- _Task brief_:
All of the entries below should be returned verbatim, apart from the pictures.

-------- Data for review --------

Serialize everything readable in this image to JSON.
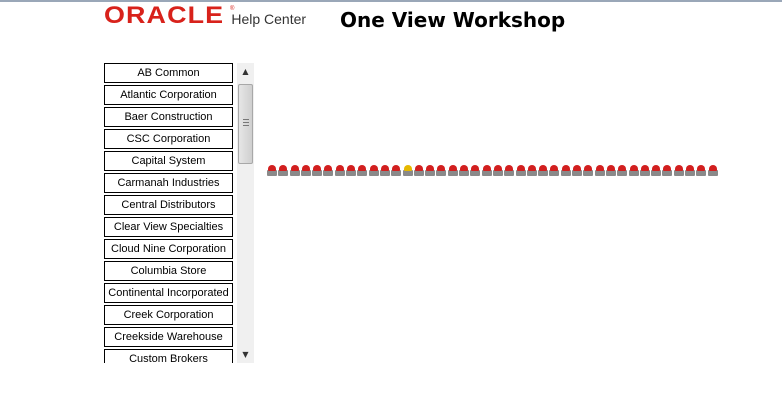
{
  "header": {
    "logo_text": "ORACLE",
    "logo_mark": "®",
    "help_center": "Help Center",
    "page_title": "One View Workshop"
  },
  "company_list": {
    "items": [
      "AB Common",
      "Atlantic Corporation",
      "Baer Construction",
      "CSC Corporation",
      "Capital System",
      "Carmanah Industries",
      "Central Distributors",
      "Clear View Specialties",
      "Cloud Nine Corporation",
      "Columbia Store",
      "Continental Incorporated",
      "Creek Corporation",
      "Creekside Warehouse",
      "Custom Brokers"
    ]
  },
  "scrollbar": {
    "up_icon": "arrow-up-icon",
    "down_icon": "arrow-down-icon",
    "position_fraction": 0.0
  },
  "loading_strip": {
    "icon": "loading-indicator-icon",
    "count": 40,
    "highlight_index": 12,
    "colors": {
      "cap": "#d21f1f",
      "highlight": "#e6b800",
      "base": "#8a8a8a"
    }
  },
  "colors": {
    "brand": "#d8221b",
    "border": "#000000"
  }
}
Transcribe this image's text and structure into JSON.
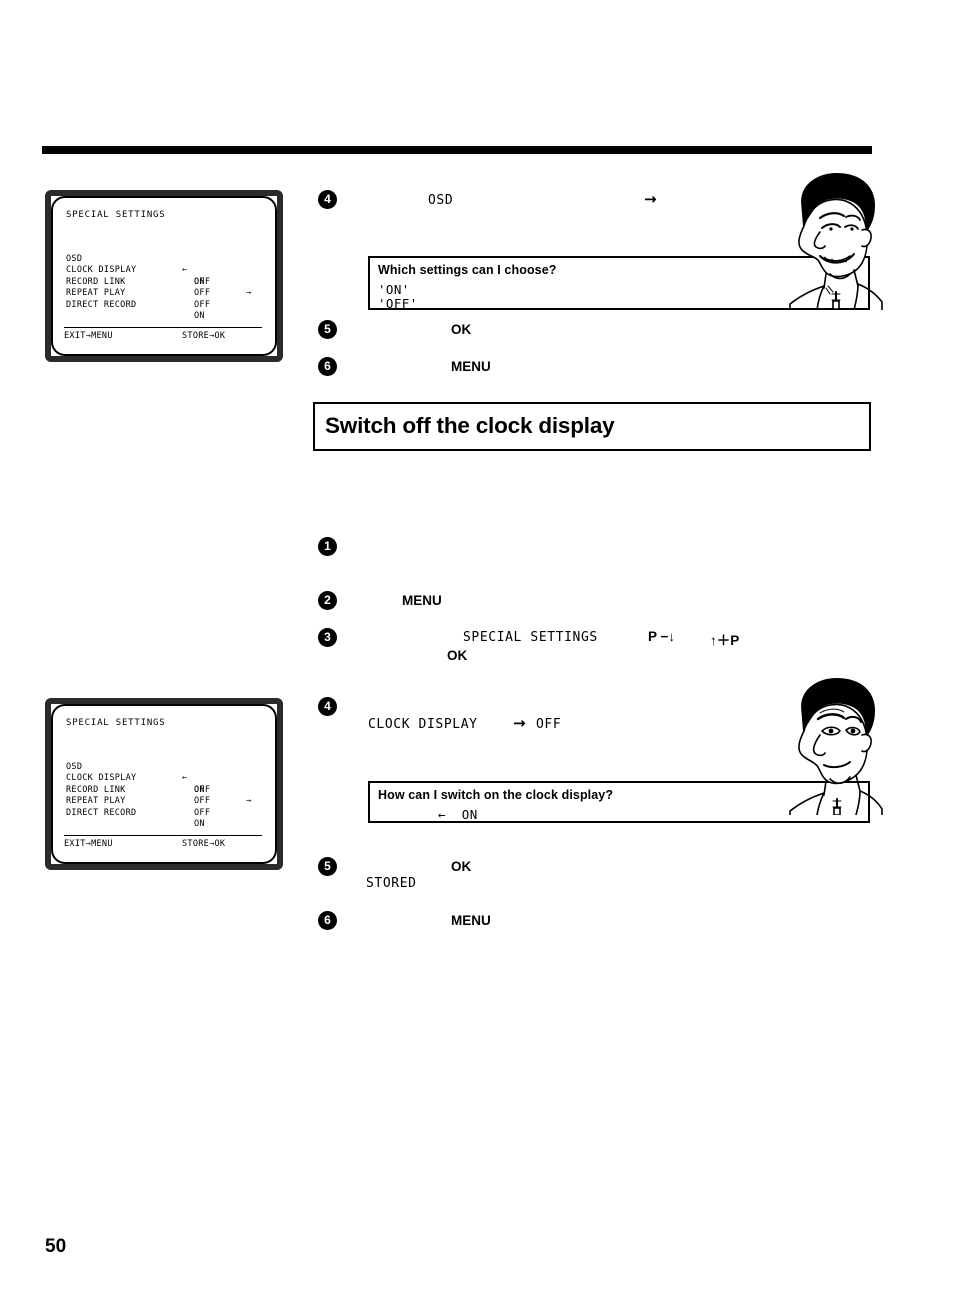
{
  "page": {
    "number": "50"
  },
  "tv_screen": {
    "title": "SPECIAL SETTINGS",
    "rows": [
      {
        "label": "OSD",
        "value": "ON",
        "arrow_left": "←",
        "arrow_right": "→"
      },
      {
        "label": "CLOCK DISPLAY",
        "value": "OFF",
        "arrow_left": "",
        "arrow_right": ""
      },
      {
        "label": "RECORD LINK",
        "value": "OFF",
        "arrow_left": "",
        "arrow_right": ""
      },
      {
        "label": "REPEAT PLAY",
        "value": "OFF",
        "arrow_left": "",
        "arrow_right": ""
      },
      {
        "label": "DIRECT RECORD",
        "value": "ON",
        "arrow_left": "",
        "arrow_right": ""
      }
    ],
    "footer_left": "EXIT→MENU",
    "footer_right": "STORE→OK"
  },
  "section_one": {
    "step4": {
      "num": "4",
      "mono_text": "OSD",
      "arrow": "→"
    },
    "tip": {
      "question": "Which settings can I choose?",
      "option1": "'ON'",
      "option2": "'OFF'"
    },
    "step5": {
      "num": "5",
      "bold_text": "OK"
    },
    "step6": {
      "num": "6",
      "bold_text": "MENU"
    }
  },
  "heading": {
    "title": "Switch off the clock display"
  },
  "section_two": {
    "step1": {
      "num": "1"
    },
    "step2": {
      "num": "2",
      "bold_text": "MENU"
    },
    "step3": {
      "num": "3",
      "mono_text": "SPECIAL SETTINGS",
      "key_down": "P −↓",
      "key_up": "↑＋P",
      "bold_text": "OK"
    },
    "step4": {
      "num": "4",
      "mono_text": "CLOCK DISPLAY",
      "arrow": "→",
      "value": "OFF"
    },
    "tip": {
      "question": "How can I switch on the clock display?",
      "answer": "←  ON"
    },
    "step5": {
      "num": "5",
      "bold_text": "OK",
      "mono_text": "STORED"
    },
    "step6": {
      "num": "6",
      "bold_text": "MENU"
    }
  }
}
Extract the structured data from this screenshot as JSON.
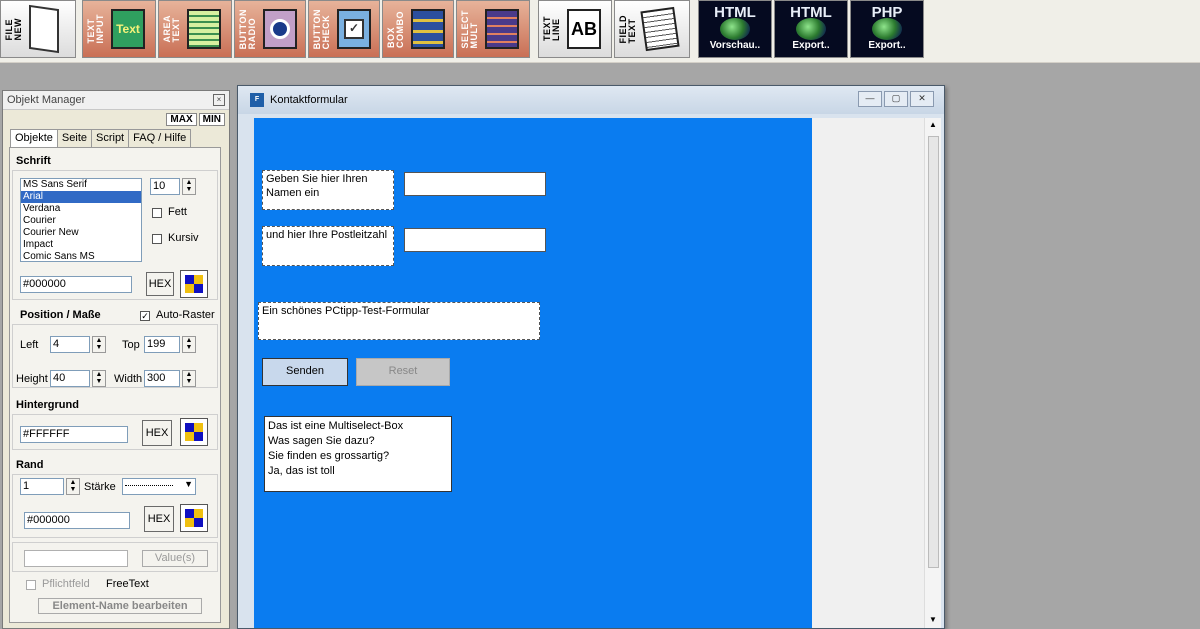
{
  "toolbar": {
    "buttons": [
      {
        "label": "FILE\nNEW",
        "icon": "file-new-icon"
      },
      {
        "label": "TEXT\nINPUT",
        "icon": "text-input-icon",
        "icon_text": "Text"
      },
      {
        "label": "AREA\nTEXT",
        "icon": "text-area-icon"
      },
      {
        "label": "BUTTON\nRADIO",
        "icon": "radio-button-icon"
      },
      {
        "label": "BUTTON\nCHECK",
        "icon": "checkbox-icon"
      },
      {
        "label": "BOX\nCOMBO",
        "icon": "combo-box-icon"
      },
      {
        "label": "SELECT\nMULT",
        "icon": "multi-select-icon"
      },
      {
        "label": "TEXT\nLINE",
        "icon": "text-line-icon",
        "icon_text": "AB"
      },
      {
        "label": "FIELD\nTEXT",
        "icon": "text-field-icon"
      }
    ],
    "actions": [
      {
        "big": "HTML",
        "small": "Vorschau..",
        "icon": "globe-icon"
      },
      {
        "big": "HTML",
        "small": "Export..",
        "icon": "globe-icon"
      },
      {
        "big": "PHP",
        "small": "Export..",
        "icon": "globe-icon"
      }
    ]
  },
  "objmgr": {
    "title": "Objekt Manager",
    "max": "MAX",
    "min": "MIN",
    "tabs": [
      "Objekte",
      "Seite",
      "Script",
      "FAQ / Hilfe"
    ],
    "font": {
      "heading": "Schrift",
      "list": [
        "MS Sans Serif",
        "Arial",
        "Verdana",
        "Courier",
        "Courier New",
        "Impact",
        "Comic Sans MS"
      ],
      "selected": "Arial",
      "size": "10",
      "bold_label": "Fett",
      "italic_label": "Kursiv",
      "color": "#000000",
      "hex_label": "HEX"
    },
    "position": {
      "heading": "Position / Maße",
      "autoraster_label": "Auto-Raster",
      "left_label": "Left",
      "left": "4",
      "top_label": "Top",
      "top": "199",
      "height_label": "Height",
      "height": "40",
      "width_label": "Width",
      "width": "300"
    },
    "background": {
      "heading": "Hintergrund",
      "color": "#FFFFFF",
      "hex_label": "HEX"
    },
    "border": {
      "heading": "Rand",
      "width": "1",
      "strength_label": "Stärke",
      "color": "#000000",
      "hex_label": "HEX"
    },
    "values_label": "Value(s)",
    "required_label": "Pflichtfeld",
    "freetext_label": "FreeText",
    "rename_label": "Element-Name bearbeiten"
  },
  "formwin": {
    "title": "Kontaktformular",
    "labels": {
      "name": "Geben Sie hier Ihren Namen ein",
      "zip": "und hier Ihre Postleitzahl",
      "textarea": "Ein schönes PCtipp-Test-Formular"
    },
    "buttons": {
      "submit": "Senden",
      "reset": "Reset"
    },
    "multiselect": [
      "Das ist eine Multiselect-Box",
      "Was sagen Sie dazu?",
      "Sie finden es grossartig?",
      "Ja, das ist toll"
    ]
  },
  "colors": {
    "canvas": "#0a7cf0",
    "toolbar_button": "#c96f55",
    "selection": "#316ac5"
  }
}
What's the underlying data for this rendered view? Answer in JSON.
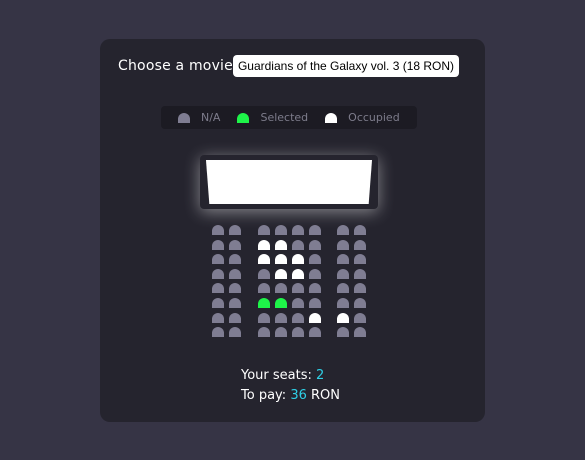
{
  "movie": {
    "label": "Choose a movie",
    "selected": "Guardians of the Galaxy vol. 3 (18 RON)"
  },
  "legend": [
    {
      "key": "na",
      "label": "N/A"
    },
    {
      "key": "selected",
      "label": "Selected"
    },
    {
      "key": "occupied",
      "label": "Occupied"
    }
  ],
  "colors": {
    "background": "#363445",
    "card": "#25242e",
    "seat_na": "#7f7d92",
    "seat_selected": "#1ef449",
    "seat_occupied": "#ffffff",
    "highlight": "#2fd0e6"
  },
  "seats": [
    [
      "na",
      "na",
      "na",
      "na",
      "na",
      "na",
      "na",
      "na",
      "na"
    ],
    [
      "na",
      "na",
      "occupied",
      "occupied",
      "na",
      "na",
      "na",
      "na",
      "na"
    ],
    [
      "na",
      "na",
      "occupied",
      "occupied",
      "occupied",
      "na",
      "na",
      "na",
      "na"
    ],
    [
      "na",
      "na",
      "na",
      "occupied",
      "occupied",
      "na",
      "na",
      "na",
      "na"
    ],
    [
      "na",
      "na",
      "na",
      "na",
      "na",
      "na",
      "na",
      "na",
      "na"
    ],
    [
      "na",
      "na",
      "selected",
      "selected",
      "na",
      "na",
      "na",
      "na",
      "na"
    ],
    [
      "na",
      "na",
      "na",
      "na",
      "na",
      "occupied",
      "occupied",
      "na",
      "na"
    ],
    [
      "na",
      "na",
      "na",
      "na",
      "na",
      "na",
      "na",
      "na",
      "na"
    ]
  ],
  "summary": {
    "seats_label": "Your seats:",
    "seats_count": "2",
    "pay_label": "To pay:",
    "pay_amount": "36",
    "currency": "RON"
  }
}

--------

- _Written response_:
Serialize everything readable in this image to JSON.
{
  "header": {
    "logo_text": "ORACLE",
    "logo_mark": "®",
    "help_center": "Help Center",
    "page_title": "One View Workshop"
  },
  "company_list": {
    "items": [
      "AB Common",
      "Atlantic Corporation",
      "Baer Construction",
      "CSC Corporation",
      "Capital System",
      "Carmanah Industries",
      "Central Distributors",
      "Clear View Specialties",
      "Cloud Nine Corporation",
      "Columbia Store",
      "Continental Incorporated",
      "Creek Corporation",
      "Creekside Warehouse",
      "Custom Brokers"
    ]
  },
  "scrollbar": {
    "up_icon": "arrow-up-icon",
    "down_icon": "arrow-down-icon",
    "position_fraction": 0.0
  },
  "loading_strip": {
    "icon": "loading-indicator-icon",
    "count": 40,
    "highlight_index": 12,
    "colors": {
      "cap": "#d21f1f",
      "highlight": "#e6b800",
      "base": "#8a8a8a"
    }
  },
  "colors": {
    "brand": "#d8221b",
    "border": "#000000"
  }
}
Transcribe this image's text and structure into JSON.
{
  "page": {
    "number": "50"
  },
  "tv_screen": {
    "title": "SPECIAL SETTINGS",
    "rows": [
      {
        "label": "OSD",
        "value": "ON",
        "arrow_left": "←",
        "arrow_right": "→"
      },
      {
        "label": "CLOCK DISPLAY",
        "value": "OFF",
        "arrow_left": "",
        "arrow_right": ""
      },
      {
        "label": "RECORD LINK",
        "value": "OFF",
        "arrow_left": "",
        "arrow_right": ""
      },
      {
        "label": "REPEAT PLAY",
        "value": "OFF",
        "arrow_left": "",
        "arrow_right": ""
      },
      {
        "label": "DIRECT RECORD",
        "value": "ON",
        "arrow_left": "",
        "arrow_right": ""
      }
    ],
    "footer_left": "EXIT→MENU",
    "footer_right": "STORE→OK"
  },
  "section_one": {
    "step4": {
      "num": "4",
      "mono_text": "OSD",
      "arrow": "→"
    },
    "tip": {
      "question": "Which settings can I choose?",
      "option1": "'ON'",
      "option2": "'OFF'"
    },
    "step5": {
      "num": "5",
      "bold_text": "OK"
    },
    "step6": {
      "num": "6",
      "bold_text": "MENU"
    }
  },
  "heading": {
    "title": "Switch off the clock display"
  },
  "section_two": {
    "step1": {
      "num": "1"
    },
    "step2": {
      "num": "2",
      "bold_text": "MENU"
    },
    "step3": {
      "num": "3",
      "mono_text": "SPECIAL SETTINGS",
      "key_down": "P −↓",
      "key_up": "↑＋P",
      "bold_text": "OK"
    },
    "step4": {
      "num": "4",
      "mono_text": "CLOCK DISPLAY",
      "arrow": "→",
      "value": "OFF"
    },
    "tip": {
      "question": "How can I switch on the clock display?",
      "answer": "←  ON"
    },
    "step5": {
      "num": "5",
      "bold_text": "OK",
      "mono_text": "STORED"
    },
    "step6": {
      "num": "6",
      "bold_text": "MENU"
    }
  }
}
Extract the structured data from this screenshot as JSON.
{
  "toolbar": {
    "buttons": [
      {
        "label": "FILE\nNEW",
        "icon": "file-new-icon"
      },
      {
        "label": "TEXT\nINPUT",
        "icon": "text-input-icon",
        "icon_text": "Text"
      },
      {
        "label": "AREA\nTEXT",
        "icon": "text-area-icon"
      },
      {
        "label": "BUTTON\nRADIO",
        "icon": "radio-button-icon"
      },
      {
        "label": "BUTTON\nCHECK",
        "icon": "checkbox-icon"
      },
      {
        "label": "BOX\nCOMBO",
        "icon": "combo-box-icon"
      },
      {
        "label": "SELECT\nMULT",
        "icon": "multi-select-icon"
      },
      {
        "label": "TEXT\nLINE",
        "icon": "text-line-icon",
        "icon_text": "AB"
      },
      {
        "label": "FIELD\nTEXT",
        "icon": "text-field-icon"
      }
    ],
    "actions": [
      {
        "big": "HTML",
        "small": "Vorschau..",
        "icon": "globe-icon"
      },
      {
        "big": "HTML",
        "small": "Export..",
        "icon": "globe-icon"
      },
      {
        "big": "PHP",
        "small": "Export..",
        "icon": "globe-icon"
      }
    ]
  },
  "objmgr": {
    "title": "Objekt Manager",
    "max": "MAX",
    "min": "MIN",
    "tabs": [
      "Objekte",
      "Seite",
      "Script",
      "FAQ / Hilfe"
    ],
    "font": {
      "heading": "Schrift",
      "list": [
        "MS Sans Serif",
        "Arial",
        "Verdana",
        "Courier",
        "Courier New",
        "Impact",
        "Comic Sans MS"
      ],
      "selected": "Arial",
      "size": "10",
      "bold_label": "Fett",
      "italic_label": "Kursiv",
      "color": "#000000",
      "hex_label": "HEX"
    },
    "position": {
      "heading": "Position / Maße",
      "autoraster_label": "Auto-Raster",
      "left_label": "Left",
      "left": "4",
      "top_label": "Top",
      "top": "199",
      "height_label": "Height",
      "height": "40",
      "width_label": "Width",
      "width": "300"
    },
    "background": {
      "heading": "Hintergrund",
      "color": "#FFFFFF",
      "hex_label": "HEX"
    },
    "border": {
      "heading": "Rand",
      "width": "1",
      "strength_label": "Stärke",
      "color": "#000000",
      "hex_label": "HEX"
    },
    "values_label": "Value(s)",
    "required_label": "Pflichtfeld",
    "freetext_label": "FreeText",
    "rename_label": "Element-Name bearbeiten"
  },
  "formwin": {
    "title": "Kontaktformular",
    "labels": {
      "name": "Geben Sie hier Ihren Namen ein",
      "zip": "und hier Ihre Postleitzahl",
      "textarea": "Ein schönes PCtipp-Test-Formular"
    },
    "buttons": {
      "submit": "Senden",
      "reset": "Reset"
    },
    "multiselect": [
      "Das ist eine Multiselect-Box",
      "Was sagen Sie dazu?",
      "Sie finden es grossartig?",
      "Ja, das ist toll"
    ]
  },
  "colors": {
    "canvas": "#0a7cf0",
    "toolbar_button": "#c96f55",
    "selection": "#316ac5"
  }
}
What's the underlying data for this rendered view? Answer in JSON.
{
  "movie": {
    "label": "Choose a movie",
    "selected": "Guardians of the Galaxy vol. 3 (18 RON)"
  },
  "legend": [
    {
      "key": "na",
      "label": "N/A"
    },
    {
      "key": "selected",
      "label": "Selected"
    },
    {
      "key": "occupied",
      "label": "Occupied"
    }
  ],
  "colors": {
    "background": "#363445",
    "card": "#25242e",
    "seat_na": "#7f7d92",
    "seat_selected": "#1ef449",
    "seat_occupied": "#ffffff",
    "highlight": "#2fd0e6"
  },
  "seats": [
    [
      "na",
      "na",
      "na",
      "na",
      "na",
      "na",
      "na",
      "na",
      "na"
    ],
    [
      "na",
      "na",
      "occupied",
      "occupied",
      "na",
      "na",
      "na",
      "na",
      "na"
    ],
    [
      "na",
      "na",
      "occupied",
      "occupied",
      "occupied",
      "na",
      "na",
      "na",
      "na"
    ],
    [
      "na",
      "na",
      "na",
      "occupied",
      "occupied",
      "na",
      "na",
      "na",
      "na"
    ],
    [
      "na",
      "na",
      "na",
      "na",
      "na",
      "na",
      "na",
      "na",
      "na"
    ],
    [
      "na",
      "na",
      "selected",
      "selected",
      "na",
      "na",
      "na",
      "na",
      "na"
    ],
    [
      "na",
      "na",
      "na",
      "na",
      "na",
      "occupied",
      "occupied",
      "na",
      "na"
    ],
    [
      "na",
      "na",
      "na",
      "na",
      "na",
      "na",
      "na",
      "na",
      "na"
    ]
  ],
  "summary": {
    "seats_label": "Your seats:",
    "seats_count": "2",
    "pay_label": "To pay:",
    "pay_amount": "36",
    "currency": "RON"
  }
}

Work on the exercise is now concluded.